On Into The Wild the vocal melodies were written with an edge, sounding not unlike the kind of vocal melodies you'd hear on an Iron Maiden album. They were often aggressive and powerful. On Outsider the vocal melodies are slightly restrained compared to the approach taken on it's predecessor. Some of the vocal melodies here are slightly odd (on occasion) and just a little cheesier (not much, but a little) than on the previous pair of albums. It almost seems as if the age of the band members is starting to catch up with them. When Box and keyboard player Phil Lanzon (the band's songwriting duo) try to get aggressive with the vocal melodies it seems a little forced on a couple of the songs, whereas on Into The Wild it sounded natural. The songwriting approach almost sounds like that taken on the band's more laid back Sonic Origami from 1998, and then beefed up a little with more guitar and more aggressive (often double bass) drumming. Even the mix is more muted and restrained than the mixes on the last couple of albums.

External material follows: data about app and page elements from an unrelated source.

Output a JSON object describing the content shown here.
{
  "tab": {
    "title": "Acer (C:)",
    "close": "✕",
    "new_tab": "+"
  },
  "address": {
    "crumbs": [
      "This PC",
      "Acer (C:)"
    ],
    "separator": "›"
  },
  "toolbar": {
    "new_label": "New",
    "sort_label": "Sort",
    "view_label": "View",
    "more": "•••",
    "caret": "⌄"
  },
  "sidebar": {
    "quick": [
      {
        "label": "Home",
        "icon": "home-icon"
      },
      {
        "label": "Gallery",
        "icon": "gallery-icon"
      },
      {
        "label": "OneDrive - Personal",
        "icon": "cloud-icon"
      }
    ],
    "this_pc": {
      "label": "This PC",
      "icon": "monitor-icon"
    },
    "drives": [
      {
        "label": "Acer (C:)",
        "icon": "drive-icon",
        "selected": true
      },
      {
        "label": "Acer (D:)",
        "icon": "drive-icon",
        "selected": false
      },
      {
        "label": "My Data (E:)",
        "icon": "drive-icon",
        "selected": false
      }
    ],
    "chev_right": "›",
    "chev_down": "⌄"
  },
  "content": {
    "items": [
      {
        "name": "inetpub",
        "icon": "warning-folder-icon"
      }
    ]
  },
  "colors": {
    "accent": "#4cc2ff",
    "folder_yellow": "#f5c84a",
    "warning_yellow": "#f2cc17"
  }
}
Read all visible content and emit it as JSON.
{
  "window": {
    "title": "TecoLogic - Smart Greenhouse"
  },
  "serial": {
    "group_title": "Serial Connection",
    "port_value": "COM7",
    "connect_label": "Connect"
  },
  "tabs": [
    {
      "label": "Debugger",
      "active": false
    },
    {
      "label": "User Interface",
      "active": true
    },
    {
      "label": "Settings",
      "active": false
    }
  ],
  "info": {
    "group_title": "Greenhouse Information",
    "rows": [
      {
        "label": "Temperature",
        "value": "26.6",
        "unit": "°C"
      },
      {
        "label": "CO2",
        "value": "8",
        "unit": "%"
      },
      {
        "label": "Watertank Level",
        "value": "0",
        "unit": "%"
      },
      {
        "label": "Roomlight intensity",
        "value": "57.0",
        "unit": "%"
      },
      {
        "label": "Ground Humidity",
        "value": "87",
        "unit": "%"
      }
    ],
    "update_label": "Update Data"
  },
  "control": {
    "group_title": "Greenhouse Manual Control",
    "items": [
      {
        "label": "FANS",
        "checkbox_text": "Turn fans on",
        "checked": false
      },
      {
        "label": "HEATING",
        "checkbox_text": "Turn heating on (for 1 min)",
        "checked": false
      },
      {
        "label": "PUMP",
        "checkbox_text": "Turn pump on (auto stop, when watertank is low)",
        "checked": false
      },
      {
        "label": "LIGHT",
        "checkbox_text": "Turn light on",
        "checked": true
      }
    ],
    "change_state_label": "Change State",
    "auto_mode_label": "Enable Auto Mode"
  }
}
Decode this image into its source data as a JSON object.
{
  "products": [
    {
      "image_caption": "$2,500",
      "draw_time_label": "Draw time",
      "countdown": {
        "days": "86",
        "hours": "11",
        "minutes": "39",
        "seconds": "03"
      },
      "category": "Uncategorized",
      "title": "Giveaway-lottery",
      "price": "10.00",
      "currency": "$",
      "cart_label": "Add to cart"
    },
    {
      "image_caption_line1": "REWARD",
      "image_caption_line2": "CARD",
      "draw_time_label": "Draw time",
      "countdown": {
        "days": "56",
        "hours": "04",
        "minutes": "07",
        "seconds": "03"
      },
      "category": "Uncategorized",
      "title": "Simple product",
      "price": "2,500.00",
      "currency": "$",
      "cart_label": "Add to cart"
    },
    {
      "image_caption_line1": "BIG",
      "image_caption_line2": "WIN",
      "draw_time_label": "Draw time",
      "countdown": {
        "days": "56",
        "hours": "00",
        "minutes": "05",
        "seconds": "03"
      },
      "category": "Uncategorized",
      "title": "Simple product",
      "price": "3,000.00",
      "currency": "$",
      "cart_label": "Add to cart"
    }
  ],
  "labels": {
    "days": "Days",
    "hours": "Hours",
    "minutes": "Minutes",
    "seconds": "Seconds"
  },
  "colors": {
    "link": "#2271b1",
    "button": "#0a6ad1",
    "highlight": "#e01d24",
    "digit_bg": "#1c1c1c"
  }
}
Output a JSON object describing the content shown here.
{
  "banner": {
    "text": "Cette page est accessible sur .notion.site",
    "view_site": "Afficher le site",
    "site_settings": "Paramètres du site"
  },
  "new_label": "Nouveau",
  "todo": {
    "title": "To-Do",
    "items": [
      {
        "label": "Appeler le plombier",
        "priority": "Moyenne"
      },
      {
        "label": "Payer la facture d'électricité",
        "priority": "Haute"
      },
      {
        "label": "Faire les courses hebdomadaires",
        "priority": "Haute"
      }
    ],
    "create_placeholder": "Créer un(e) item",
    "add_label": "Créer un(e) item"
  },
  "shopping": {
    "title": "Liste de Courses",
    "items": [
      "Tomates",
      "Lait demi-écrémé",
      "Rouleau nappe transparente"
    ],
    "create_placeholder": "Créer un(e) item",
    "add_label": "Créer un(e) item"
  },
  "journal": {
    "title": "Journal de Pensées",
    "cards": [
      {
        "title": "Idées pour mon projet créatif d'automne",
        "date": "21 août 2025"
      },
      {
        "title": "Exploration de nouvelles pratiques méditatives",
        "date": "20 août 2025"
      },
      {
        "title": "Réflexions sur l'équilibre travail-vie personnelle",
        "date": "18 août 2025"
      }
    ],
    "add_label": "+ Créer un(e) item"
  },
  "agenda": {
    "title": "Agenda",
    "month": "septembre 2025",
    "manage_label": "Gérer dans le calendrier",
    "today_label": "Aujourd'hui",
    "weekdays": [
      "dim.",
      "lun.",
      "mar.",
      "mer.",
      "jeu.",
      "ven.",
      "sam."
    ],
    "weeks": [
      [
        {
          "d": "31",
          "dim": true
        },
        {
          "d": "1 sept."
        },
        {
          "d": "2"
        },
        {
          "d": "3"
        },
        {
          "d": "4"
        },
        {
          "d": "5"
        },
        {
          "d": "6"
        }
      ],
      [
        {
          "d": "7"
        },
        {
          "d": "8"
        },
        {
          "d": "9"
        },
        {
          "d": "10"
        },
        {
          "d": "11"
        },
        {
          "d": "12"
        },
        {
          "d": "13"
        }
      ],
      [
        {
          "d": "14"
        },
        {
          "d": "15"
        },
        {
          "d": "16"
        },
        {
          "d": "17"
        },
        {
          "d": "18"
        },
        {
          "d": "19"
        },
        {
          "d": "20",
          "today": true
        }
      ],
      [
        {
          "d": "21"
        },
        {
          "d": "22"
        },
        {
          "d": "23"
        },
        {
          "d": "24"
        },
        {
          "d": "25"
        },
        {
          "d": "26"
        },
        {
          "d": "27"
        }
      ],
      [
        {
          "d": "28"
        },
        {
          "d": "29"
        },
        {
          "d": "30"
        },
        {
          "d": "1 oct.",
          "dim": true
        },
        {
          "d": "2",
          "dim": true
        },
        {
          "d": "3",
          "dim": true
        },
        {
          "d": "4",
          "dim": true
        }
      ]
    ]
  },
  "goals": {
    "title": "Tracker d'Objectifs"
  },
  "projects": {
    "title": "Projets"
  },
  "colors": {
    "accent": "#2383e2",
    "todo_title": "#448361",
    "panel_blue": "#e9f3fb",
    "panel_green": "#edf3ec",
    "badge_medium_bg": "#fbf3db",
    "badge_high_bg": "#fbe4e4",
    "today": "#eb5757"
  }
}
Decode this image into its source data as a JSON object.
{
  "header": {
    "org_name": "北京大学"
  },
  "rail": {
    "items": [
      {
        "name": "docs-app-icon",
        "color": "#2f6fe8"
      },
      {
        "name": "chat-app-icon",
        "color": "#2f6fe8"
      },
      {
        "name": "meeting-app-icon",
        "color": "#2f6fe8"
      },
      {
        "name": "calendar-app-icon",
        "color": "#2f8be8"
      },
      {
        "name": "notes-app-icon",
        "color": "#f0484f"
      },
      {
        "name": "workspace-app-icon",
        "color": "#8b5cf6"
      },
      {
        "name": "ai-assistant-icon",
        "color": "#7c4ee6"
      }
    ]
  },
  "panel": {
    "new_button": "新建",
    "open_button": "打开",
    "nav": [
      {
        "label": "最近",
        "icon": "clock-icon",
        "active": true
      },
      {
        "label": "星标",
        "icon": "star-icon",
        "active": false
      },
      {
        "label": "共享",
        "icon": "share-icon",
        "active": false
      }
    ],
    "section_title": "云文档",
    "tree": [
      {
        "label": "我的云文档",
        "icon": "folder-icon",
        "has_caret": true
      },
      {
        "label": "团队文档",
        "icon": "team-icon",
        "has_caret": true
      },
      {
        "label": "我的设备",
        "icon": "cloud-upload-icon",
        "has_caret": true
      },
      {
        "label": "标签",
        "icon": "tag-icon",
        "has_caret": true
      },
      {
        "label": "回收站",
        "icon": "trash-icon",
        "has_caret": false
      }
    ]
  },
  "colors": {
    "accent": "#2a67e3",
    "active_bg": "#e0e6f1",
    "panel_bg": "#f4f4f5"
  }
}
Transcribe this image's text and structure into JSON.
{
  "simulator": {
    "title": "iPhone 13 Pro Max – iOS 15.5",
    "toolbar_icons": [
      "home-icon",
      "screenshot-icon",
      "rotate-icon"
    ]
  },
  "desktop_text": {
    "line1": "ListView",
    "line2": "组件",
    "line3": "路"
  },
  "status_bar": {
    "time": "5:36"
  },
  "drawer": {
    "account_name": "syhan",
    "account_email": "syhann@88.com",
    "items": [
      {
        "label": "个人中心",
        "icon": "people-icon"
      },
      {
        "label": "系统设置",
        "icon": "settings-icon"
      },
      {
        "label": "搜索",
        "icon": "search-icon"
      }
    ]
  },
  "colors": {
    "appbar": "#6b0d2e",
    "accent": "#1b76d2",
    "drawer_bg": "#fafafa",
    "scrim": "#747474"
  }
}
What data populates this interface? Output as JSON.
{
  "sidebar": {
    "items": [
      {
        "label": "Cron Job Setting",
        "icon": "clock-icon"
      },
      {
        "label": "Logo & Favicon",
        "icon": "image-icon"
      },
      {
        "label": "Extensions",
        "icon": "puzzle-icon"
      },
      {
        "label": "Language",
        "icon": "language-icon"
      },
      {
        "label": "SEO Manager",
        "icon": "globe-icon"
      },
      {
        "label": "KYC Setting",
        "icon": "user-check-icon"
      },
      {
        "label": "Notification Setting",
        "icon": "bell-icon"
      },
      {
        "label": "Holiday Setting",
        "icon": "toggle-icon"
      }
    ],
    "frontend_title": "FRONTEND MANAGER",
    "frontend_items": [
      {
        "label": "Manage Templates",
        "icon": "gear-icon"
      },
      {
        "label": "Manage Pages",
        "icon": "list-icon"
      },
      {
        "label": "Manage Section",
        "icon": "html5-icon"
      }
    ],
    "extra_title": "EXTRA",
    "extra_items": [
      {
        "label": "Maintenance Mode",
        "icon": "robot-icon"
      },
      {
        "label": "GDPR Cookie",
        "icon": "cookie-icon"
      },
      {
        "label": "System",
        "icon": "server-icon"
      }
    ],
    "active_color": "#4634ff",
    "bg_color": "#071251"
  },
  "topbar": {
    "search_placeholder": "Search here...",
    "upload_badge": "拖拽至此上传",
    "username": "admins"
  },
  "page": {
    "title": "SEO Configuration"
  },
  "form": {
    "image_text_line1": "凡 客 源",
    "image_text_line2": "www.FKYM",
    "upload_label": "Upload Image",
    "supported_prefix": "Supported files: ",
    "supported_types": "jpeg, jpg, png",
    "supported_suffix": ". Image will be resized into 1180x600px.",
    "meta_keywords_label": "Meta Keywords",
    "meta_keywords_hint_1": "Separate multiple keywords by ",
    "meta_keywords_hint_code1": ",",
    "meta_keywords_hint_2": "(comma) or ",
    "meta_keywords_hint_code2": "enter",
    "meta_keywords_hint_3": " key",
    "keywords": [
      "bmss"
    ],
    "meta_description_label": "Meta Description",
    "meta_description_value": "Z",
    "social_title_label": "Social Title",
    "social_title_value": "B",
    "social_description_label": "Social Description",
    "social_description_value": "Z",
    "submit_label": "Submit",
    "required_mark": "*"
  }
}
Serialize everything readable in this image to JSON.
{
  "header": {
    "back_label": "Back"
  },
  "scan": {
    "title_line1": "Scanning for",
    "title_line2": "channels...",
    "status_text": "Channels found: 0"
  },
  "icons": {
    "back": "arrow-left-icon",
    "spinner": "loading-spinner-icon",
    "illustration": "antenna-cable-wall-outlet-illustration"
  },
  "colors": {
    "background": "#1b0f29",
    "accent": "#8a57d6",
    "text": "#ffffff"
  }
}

Now, it may seem like this is a critical review slamming the album. Not true. It's just when you follow up a pair of great albums a good album is less satisfying in comparison. Unmet expectations create a lot of disappointment, opportunities lost and all. But once you get past any expectations based on the two previous albums and really judge Outsider on it's own merits it does stand on it's own fairly well.
There is no question that Outsider fits in well with Wake The Sleeper and Into The Wild. There are some very cool guitar riffs to be found on Outsider, and the band's performances are excellent. Mick Box is one of the more underappreciated guitar players in Rock, and he has been for decades. His work on Outsider is excellent. Bernie Shaw is a great frontman live, and in the studio he is a huge asset with a great voice and delivery, and that is reflected in most of the songs on Outsider. Phil Lanzon is a very, very good keyboard player, and his tasteful work once again helps elevate a Heep album. Russell Gilbrook is a powerhouse on drums, with a similar style to what Eric Singer played from the late 80's through the mid 90's. He is another huge asset to the band. New bass player Dave Rimmer brings a good, solid, melodic style to the band, and he does as well as could be hoped for in filling the position previously held by the perfect bass player for Uriah Heep.
The songs range from uptempo bursts of energy ("The Outsider," "Looking At You"), to mid tempo songs with a pulsing beat ("The Law," "Rock The Foundation") to dynamic tracks with multiple tempos ("Kiss The Rainbow"), to the slower, darker, "Is Anybody Gonna Help Me." There's even a bit of the classic Heep shuffle in, "Can't Take That Away," for the long, LONG time fans.
Outsider is a classy, melodic Hard Rock album that fits in very well with most of the Uriah Heep catalog. Heep fans will be happy with this one (overall), and they may yet convert some new fans with the sheer professionalism of the album.